“In that moment on that day, the sun washed away the darkness from their mind and spirit. In that moment on that day, all that existed was the gentle wind of spring which caressed their faces as they tumbled through the fields of heather, euphoric with the scent of the fair flowers. In that moment on that day, everything was as it should be.” – Montague Mouse.
Patches of icy snow were still present on the muddy ground of the withered Moorwood, the winter had been long and hard. It was supposed to be spring now, but an awful silence had fallen over the woods. It was reason for great concern, for all animals know that silence is a sure sign that something is amiss. Life is never silent. There was, however, one little mouse who was not concerned, at least not at current. If he had known better he would have been very concerned, but as it was – he was very little and very hungry and had therefore little room for concern.
Marten’s gaze traveled from the owl to the fox, somewhere inside him a glimmer of hope sparked that Fox would volunteer himself but Fox looked away, frustration and pain evident on his features. He always prided himself on being an animal of action, but his red coat made him even more visible than the owl and although he was fast, Marten was undeniably faster and would have little trouble hiding, and Marten knew this.
Winter had come as it did every year; draping the woods in a beautiful carpet of snow that induced a quiet, content slumber among the woodland animals. After the appointment of the Marten, only some had left to seek the warmth of the South for good. The rest were no longer afraid. The Marten would surely be successful and save them all. He was a brave animal, a real hero, so they slept; snug and warm in their dens.

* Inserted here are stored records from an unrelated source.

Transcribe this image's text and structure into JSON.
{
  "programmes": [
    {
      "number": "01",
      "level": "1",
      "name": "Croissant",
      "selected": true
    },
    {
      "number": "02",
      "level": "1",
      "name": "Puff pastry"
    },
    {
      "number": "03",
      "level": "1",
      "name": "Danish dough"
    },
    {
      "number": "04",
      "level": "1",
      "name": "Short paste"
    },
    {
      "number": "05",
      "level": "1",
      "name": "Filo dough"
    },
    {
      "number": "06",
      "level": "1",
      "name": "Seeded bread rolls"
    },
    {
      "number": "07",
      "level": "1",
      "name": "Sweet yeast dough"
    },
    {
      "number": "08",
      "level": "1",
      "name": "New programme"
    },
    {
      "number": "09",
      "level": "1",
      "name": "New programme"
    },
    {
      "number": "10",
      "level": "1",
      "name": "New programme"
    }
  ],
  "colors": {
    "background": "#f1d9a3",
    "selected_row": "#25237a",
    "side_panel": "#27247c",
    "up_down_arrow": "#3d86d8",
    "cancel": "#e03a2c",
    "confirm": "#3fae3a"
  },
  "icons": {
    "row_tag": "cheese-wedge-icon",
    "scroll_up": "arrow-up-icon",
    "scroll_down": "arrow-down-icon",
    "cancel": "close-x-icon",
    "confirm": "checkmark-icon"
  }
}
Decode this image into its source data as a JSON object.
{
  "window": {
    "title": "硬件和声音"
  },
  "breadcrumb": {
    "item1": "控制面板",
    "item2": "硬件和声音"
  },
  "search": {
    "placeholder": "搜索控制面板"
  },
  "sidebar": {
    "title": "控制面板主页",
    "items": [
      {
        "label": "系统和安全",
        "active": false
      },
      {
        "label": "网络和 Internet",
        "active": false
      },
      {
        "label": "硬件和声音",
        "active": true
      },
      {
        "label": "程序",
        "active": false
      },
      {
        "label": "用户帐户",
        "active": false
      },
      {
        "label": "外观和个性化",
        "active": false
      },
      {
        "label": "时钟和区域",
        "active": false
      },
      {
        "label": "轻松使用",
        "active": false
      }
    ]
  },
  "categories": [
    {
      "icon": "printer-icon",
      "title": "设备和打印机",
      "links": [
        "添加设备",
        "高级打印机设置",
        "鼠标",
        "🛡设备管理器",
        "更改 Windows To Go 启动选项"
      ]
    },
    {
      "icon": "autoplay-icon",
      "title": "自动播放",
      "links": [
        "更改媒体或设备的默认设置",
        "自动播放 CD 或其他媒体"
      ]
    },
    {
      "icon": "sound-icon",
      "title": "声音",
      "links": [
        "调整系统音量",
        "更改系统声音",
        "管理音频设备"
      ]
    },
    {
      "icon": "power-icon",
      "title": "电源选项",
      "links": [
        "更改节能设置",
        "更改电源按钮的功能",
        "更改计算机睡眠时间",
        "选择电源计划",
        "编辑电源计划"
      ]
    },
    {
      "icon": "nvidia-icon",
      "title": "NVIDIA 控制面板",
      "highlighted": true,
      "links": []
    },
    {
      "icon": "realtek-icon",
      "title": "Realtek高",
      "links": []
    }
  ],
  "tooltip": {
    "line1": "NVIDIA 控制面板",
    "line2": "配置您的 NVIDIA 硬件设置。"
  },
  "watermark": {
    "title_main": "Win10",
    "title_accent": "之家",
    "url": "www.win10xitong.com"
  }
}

“Tonight, you are facing my son in the ring. While he is a most capable fighter, and surely will pose quite a challenge to you. It mmm, would be a great boon to our house if we could guarantee his success.” She glanced sidelong at the man who spoke. “I understand it’s the championship, and you’re defending your title but…” he raised his eyebrows at her, as his left hand moved to a coin pouch. “You want me to throw the fight?” She looked past the nobleman at the bookie Ivan. He grinned. “Don’t worry Locke, you’ll be paid plenty.”
He shoved a larger man out of the way as he came down the stairs. She had seen him before. He was a regular during her nights in the fighting pit, but that was all she knew of him, she never paid much heed. Although he was more scarred up than most, he was just another face in the crowd. Tonight, wasn’t any different. The place was packed. Rowdy, unsavory types everywhere, drinking, yelling and having a grand time, the air was heavy with smoke and liquor.
A little story and art teaser for my upcoming book Montague Mouse: “You have me and I have you, so we will never be alone. Not truly anyhow. No matter where we go and what will befall us, we will always be friends.” The frog brightened in a smile as Montague spoke, he pulled the little mouse in for a great big hug (...)
”Dinnae think they grew ’em tha’ tall down South.” The jovial dwarf muttered between the puffs on his pipe. The young woman gave him a sidelong glance, he had fiery red hair that was decorated with braids and golden beads. His garments were colorful, purples, pinks and greens, interspersed with yellow. He looked entirely out of place on a ship like this. “My father is a Northerner.” “Ahh… tha’ll explain it, lass. Ye almost look like half a giant from down ‘ere, ‘cept on the count of yeh bein’ a li’l on tha scrawny side an’ all. Where’s ye pa? He on the ship too?” She inhaled sharply through her nose and held her breath for a moment before exhaling.
The Drunken Whale was famous. Not for its drinks or fare which both left much to be desired, but for the coin which flowed plentifully below. Especially in recent days. Ships from the Isle of Maelström had docked in the city of Agos during the Autumn and since then, hefty sums of coin had exchanged hands among the blood, sweat, and tears in the underbelly of The Whale.
Gren crouched down to inspect the remnants of the vicious beast that had attacked their camp in the early hours of the morning, the lightning strike brought down by the cleric had left a gaping hole in its middle, the inexperienced wizard named Robin observed the thing with a look of mild horror. “Well, she ain’t subtle, but she’s effective.” He gave Robin a look and then glanced back the cleric.